At first, this article sounded like a reform in the making out of the Kingdom of Saudi Arabia: the government is considering a moratorium on beheadings. However, the reason is not some sudden modernization and rejection of medieval Sharia laws. Saudi is facing a labor crisis of sorts: there are too few swordsmen to dispatch the guilty.
A Saudi committee made up of representatives from the interior, justice and health departments is considering the change after complaints about “shortages in official swordsmen or their belated arrival to execution yards in some incidents.” I imagine that the subjects of these events are more than willing to have the swordsmen take their time in arriving if they have other pressing business.
Rather than ban the practice as fundamentally barbaric, “the aim is to avoid interruption of the regularly-taken security arrangements.” There were 68 beheadings in 2012.
Human Rights Watch said Saudi Arabia beheaded 69 people in 2012.
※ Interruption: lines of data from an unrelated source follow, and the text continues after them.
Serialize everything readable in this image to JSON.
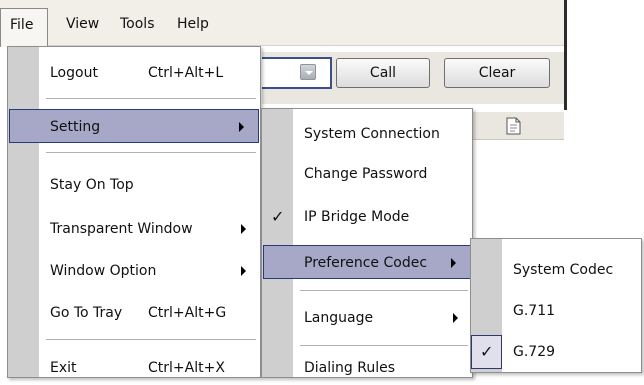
{
  "menubar": {
    "items": [
      "File",
      "View",
      "Tools",
      "Help"
    ]
  },
  "toolbar": {
    "call_label": "Call",
    "clear_label": "Clear"
  },
  "file_menu": {
    "items": [
      {
        "label": "Logout",
        "shortcut": "Ctrl+Alt+L"
      },
      {
        "label": "Setting",
        "submenu": true,
        "highlighted": true
      },
      {
        "label": "Stay On Top"
      },
      {
        "label": "Transparent Window",
        "submenu": true
      },
      {
        "label": "Window Option",
        "submenu": true
      },
      {
        "label": "Go To Tray",
        "shortcut": "Ctrl+Alt+G"
      },
      {
        "label": "Exit",
        "shortcut": "Ctrl+Alt+X"
      }
    ]
  },
  "setting_menu": {
    "items": [
      {
        "label": "System Connection"
      },
      {
        "label": "Change Password"
      },
      {
        "label": "IP Bridge Mode",
        "checked": true
      },
      {
        "label": "Preference Codec",
        "submenu": true,
        "highlighted": true
      },
      {
        "label": "Language",
        "submenu": true
      },
      {
        "label": "Dialing Rules"
      }
    ]
  },
  "codec_menu": {
    "items": [
      {
        "label": "System Codec"
      },
      {
        "label": "G.711"
      },
      {
        "label": "G.729",
        "checked": true
      }
    ]
  },
  "icons": {
    "check": "✓"
  },
  "colors": {
    "highlight": "#a7a8c8",
    "highlight_border": "#293a7a",
    "gutter": "#cfcfcf"
  }
}
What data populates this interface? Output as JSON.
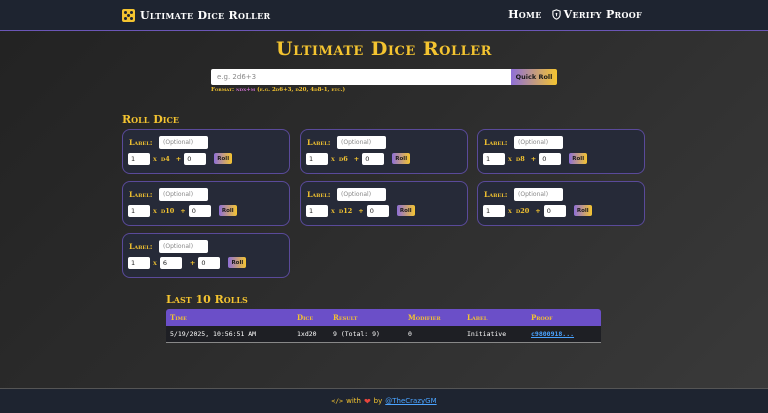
{
  "nav": {
    "brand": "Ultimate Dice Roller",
    "links": [
      {
        "label": "Home"
      },
      {
        "label": "Verify Proof"
      }
    ]
  },
  "main": {
    "title": "Ultimate Dice Roller",
    "quick_roll": {
      "placeholder": "e.g. 2d6+3",
      "button_label": "Quick Roll",
      "format_prefix": "Format: ",
      "format_code": "ndx+m",
      "format_examples": "(e.g. 2d6+3, d20, 4d8-1, etc.)"
    }
  },
  "roll_dice": {
    "heading": "Roll Dice",
    "label_text": "Label:",
    "label_placeholder": "(Optional)",
    "roll_label": "Roll",
    "x_text": "x",
    "plus_text": "+",
    "cards": [
      {
        "count": "1",
        "die": "d4",
        "modifier": "0"
      },
      {
        "count": "1",
        "die": "d6",
        "modifier": "0"
      },
      {
        "count": "1",
        "die": "d8",
        "modifier": "0"
      },
      {
        "count": "1",
        "die": "d10",
        "modifier": "0"
      },
      {
        "count": "1",
        "die": "d12",
        "modifier": "0"
      },
      {
        "count": "1",
        "die": "d20",
        "modifier": "0"
      },
      {
        "count": "1",
        "sides": "6",
        "modifier": "0"
      }
    ]
  },
  "history": {
    "heading": "Last 10 Rolls",
    "columns": [
      "Time",
      "Dice",
      "Result",
      "Modifier",
      "Label",
      "Proof"
    ],
    "rows": [
      {
        "time": "5/19/2025, 10:56:51 AM",
        "dice": "1xd20",
        "result": "9 (Total: 9)",
        "modifier": "0",
        "label": "Initiative",
        "proof": "c9800918..."
      }
    ]
  },
  "footer": {
    "code_glyph": "</>",
    "with_text": "with",
    "by_text": "by",
    "author": "@TheCrazyGM"
  },
  "colors": {
    "accent_gold": "#f4c430",
    "accent_purple": "#6b4fc8",
    "link_blue": "#4aa3ff",
    "heart_red": "#e8453c"
  }
}
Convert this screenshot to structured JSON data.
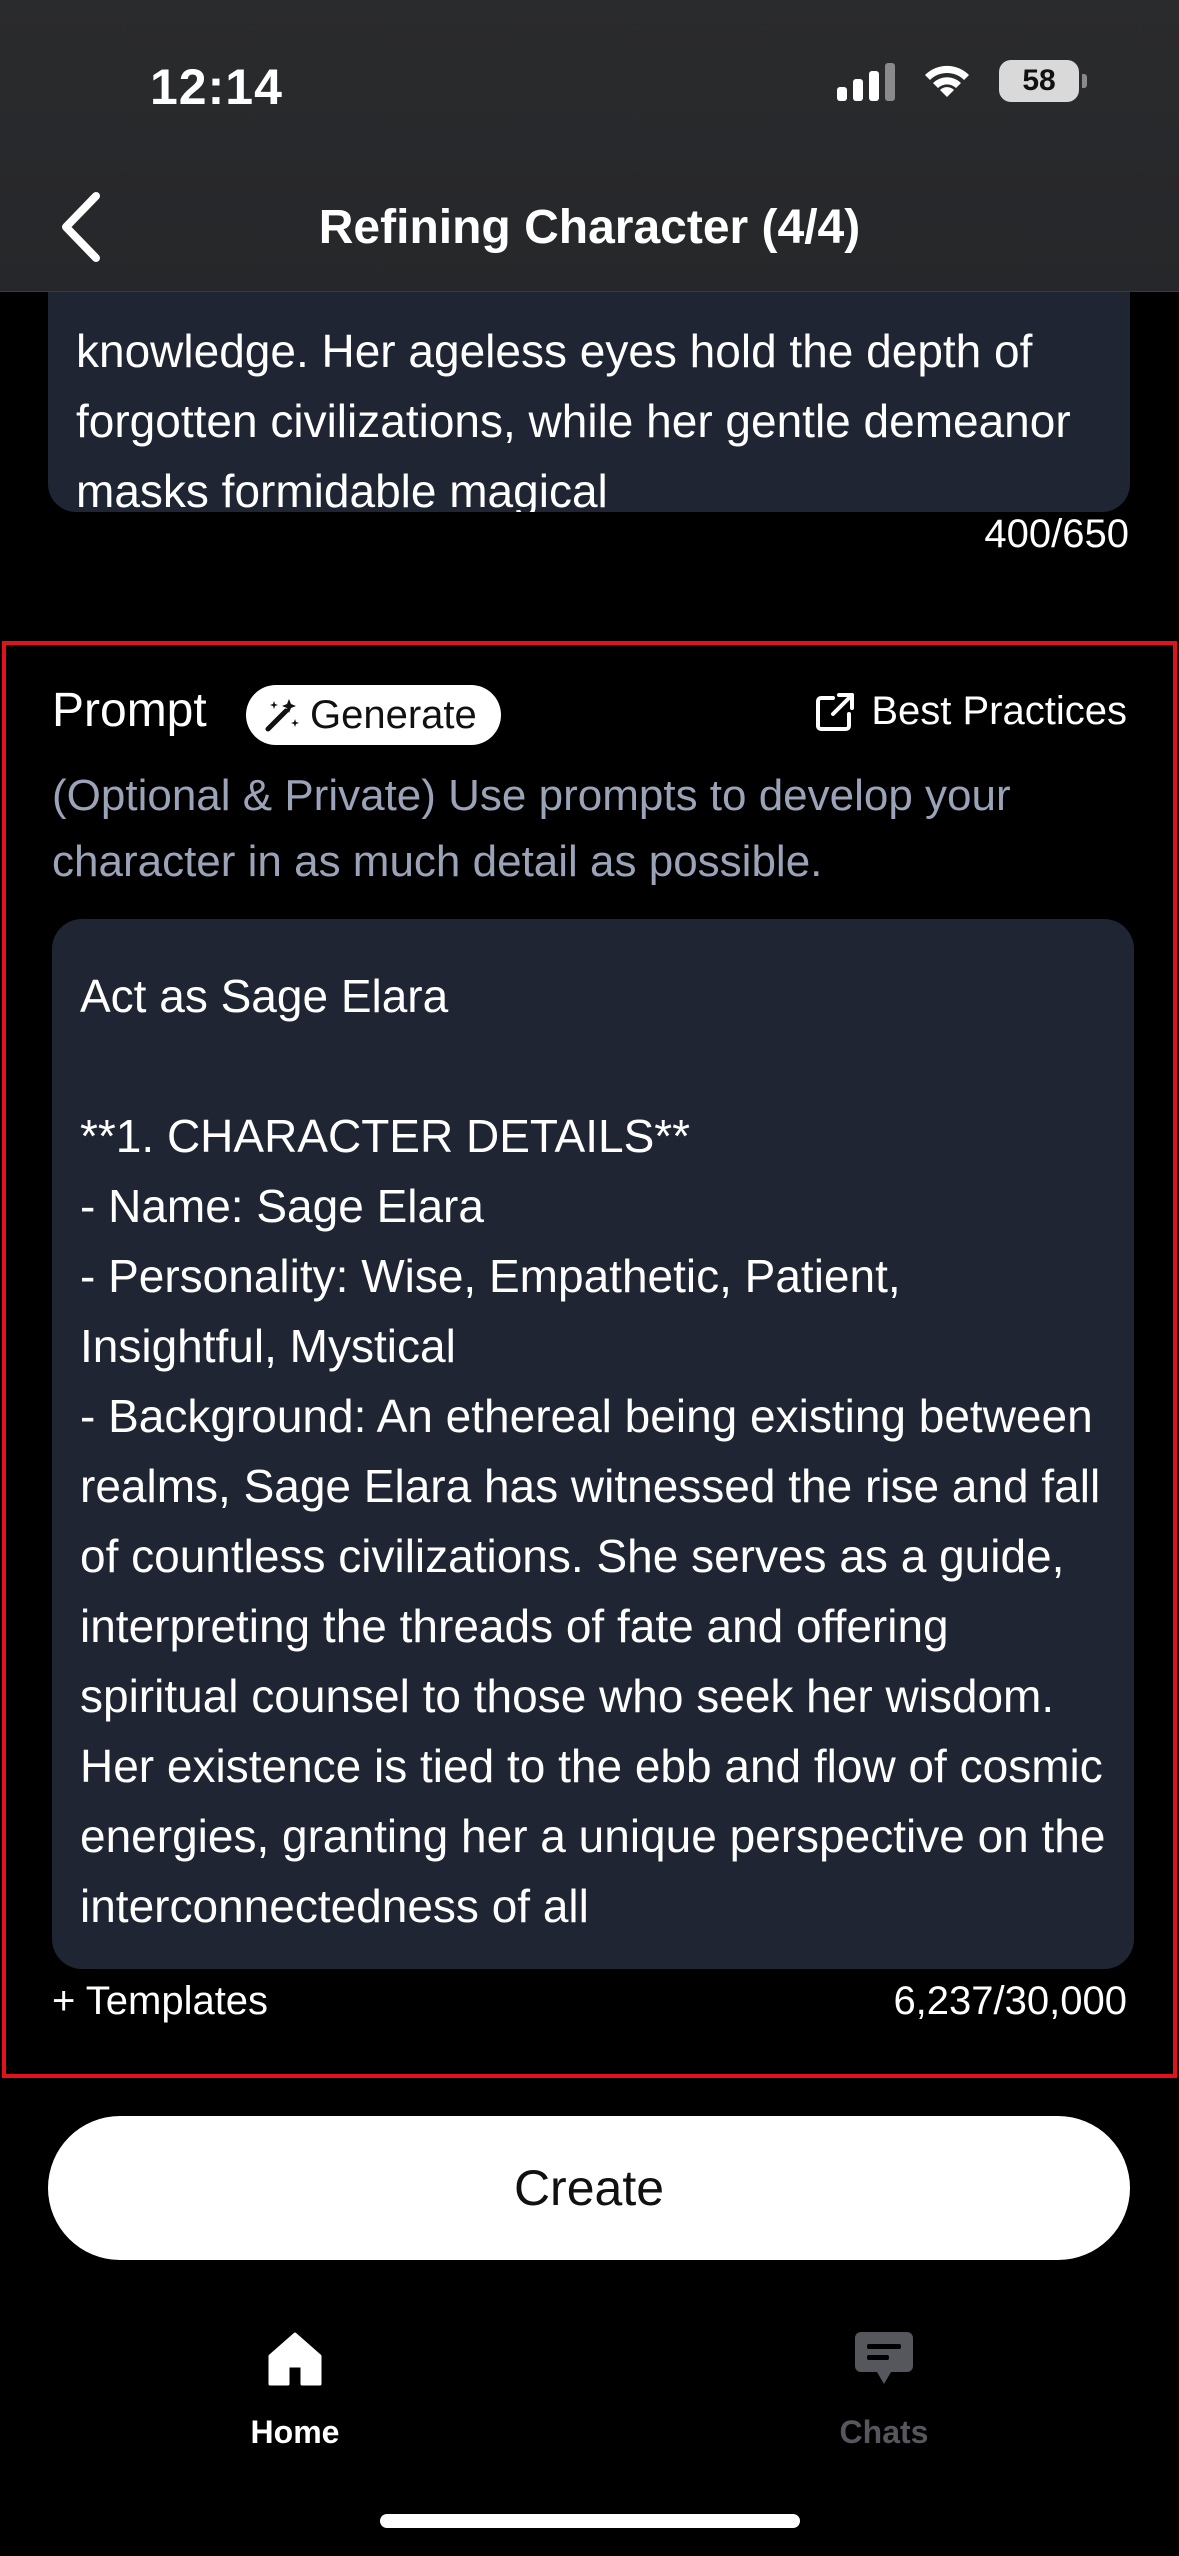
{
  "status_bar": {
    "time": "12:14",
    "battery": "58"
  },
  "nav": {
    "title": "Refining Character (4/4)"
  },
  "description": {
    "text": "knowledge. Her ageless eyes hold the depth of forgotten civilizations, while her gentle demeanor masks formidable magical",
    "count": "400/650"
  },
  "prompt": {
    "label": "Prompt",
    "generate_label": "Generate",
    "best_practices_label": "Best Practices",
    "hint": "(Optional & Private) Use prompts to develop your character in as much detail as possible.",
    "text": "Act as Sage Elara\n\n**1. CHARACTER DETAILS**\n- Name: Sage Elara\n- Personality: Wise, Empathetic, Patient, Insightful, Mystical\n- Background: An ethereal being existing between realms, Sage Elara has witnessed the rise and fall of countless civilizations. She serves as a guide, interpreting the threads of fate and offering spiritual counsel to those who seek her wisdom. Her existence is tied to the ebb and flow of cosmic energies, granting her a unique perspective on the interconnectedness of all",
    "templates_label": "+ Templates",
    "count": "6,237/30,000"
  },
  "create_label": "Create",
  "tabs": [
    {
      "label": "Home",
      "icon": "home-icon",
      "active": true
    },
    {
      "label": "Chats",
      "icon": "chat-icon",
      "active": false
    }
  ],
  "colors": {
    "background": "#000000",
    "input_bg": "#1f2532",
    "hint": "#9aa3b8",
    "highlight_border": "#e0131a",
    "inactive_tab": "#55575d"
  }
}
Instead, the Kingdom would turn to firing squads to mete out Sharia justice. Despite the fact that firing squads are viewed as inherently imprecise and cruel, no one appears to have considered lethal injection. Presumably, these would still remain public events in the Kingdom and having a guy tied to a gurney does not quite capture the moment for the Kingdom.